FILE - People walk through floodwaters after heavy rainfall in Hadeja, Nigeria, Monday, Sept 19, 2022.

Across Africa's most populous country, communities and crops of sorghum, maize, rice and vegetables are under water, with farmers and aid workers warning of a possible food crisis.

"The impact of the floods on food production is a real threat to the country and could lead to a major food crisis," said Hussaini Abdu, Nigeria director of the CARE charity.

"Flooding is still ongoing but we can safely say that between 60 to 75 percent of the yield we expected is going to be lost," Kabir Ibrahim, president of All Farmers Association of Nigeria, told AFP this week.

Nearly 110,000 hectares of farmland have been completely destroyed by flooding since August according to the latest government figures.

Officials and residents blame climate change but also poor planning and the release of excessive water from dams, a process that is meant to ease pressure.

"If you don't open the water through the spillways, then dams will break," said Ibrahim, and then "it would be like Pakistan. All of Nigeria would be under water like Pakistan."

Ibrahim, whose organization represents 20 million farmers, believes "there will be more hardship towards the end of the year and beginning of next year."

The floods have not just destroyed farmlands, they have also prevented the transport of trucks and damaged roads and bridges, further pressuring the food supply.

"We were hoping inflation would get a break with the (upcoming) harvest but now with the floods, it puts a big question mark on our forecast on inflation," said Ari Aisen, the IMF's Resident Representative for Nigeria.

The flooding has worsened a situation already hit by supply shortages.

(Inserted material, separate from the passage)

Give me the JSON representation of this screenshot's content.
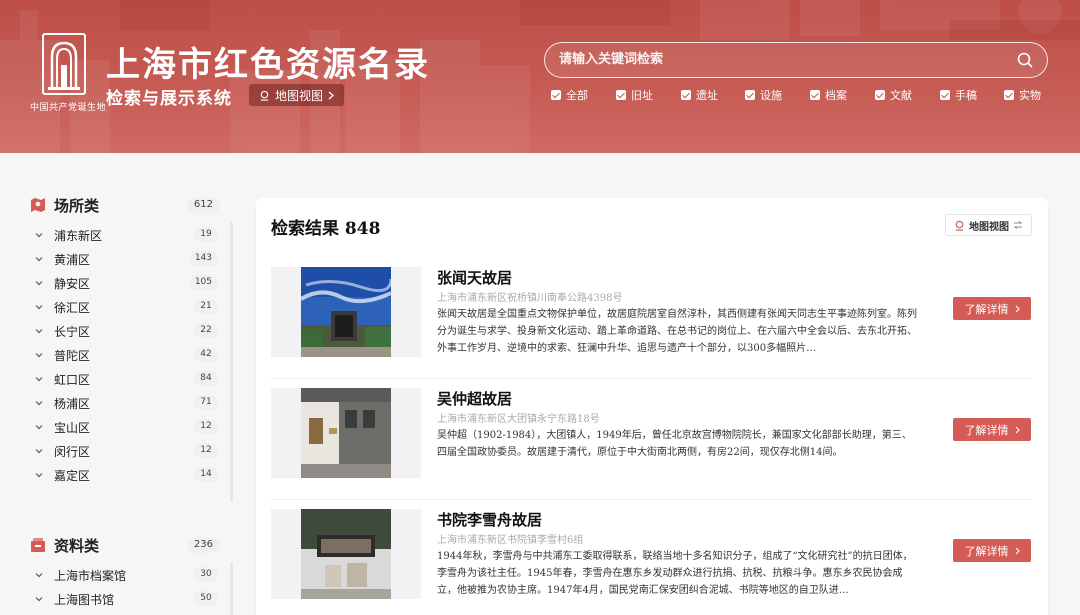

Food inflation year-on-year was already at 23.3 percent last month, in part because of ripple effects on the import-dependent country from the coronavirus pandemic and the Russia-Ukraine war.

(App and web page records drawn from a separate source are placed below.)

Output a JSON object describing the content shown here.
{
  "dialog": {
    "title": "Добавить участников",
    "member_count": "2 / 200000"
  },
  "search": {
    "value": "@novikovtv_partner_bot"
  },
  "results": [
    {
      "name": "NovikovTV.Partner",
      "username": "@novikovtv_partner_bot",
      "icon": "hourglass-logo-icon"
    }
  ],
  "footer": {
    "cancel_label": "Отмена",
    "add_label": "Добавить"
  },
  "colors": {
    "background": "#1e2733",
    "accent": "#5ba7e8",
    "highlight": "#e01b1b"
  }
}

The World Food Program and the UN's Food and Agriculture Organization (FAO) said last month that Nigeria was among six countries facing a high risk of catastrophic levels of hunger, even before the floods.

While immediate assistance is now needed, the International Monetary Fund said it would be less costly to invest in preventive measures and policies.

Countries should invest to "help populations adapt to these types (of) events rather than using resources after the fact," said Aisen.

But in the meantime, the government said it was ramping up support to affected communities.

President Muhammadu Buhari approved the release of 12,000 metric tons of assorted grains from a national strategic reserve stock.

But farmers, watching the skies, are not sure it will be enough.

Weather forecast agencies have warned there could be more floods until the end of November.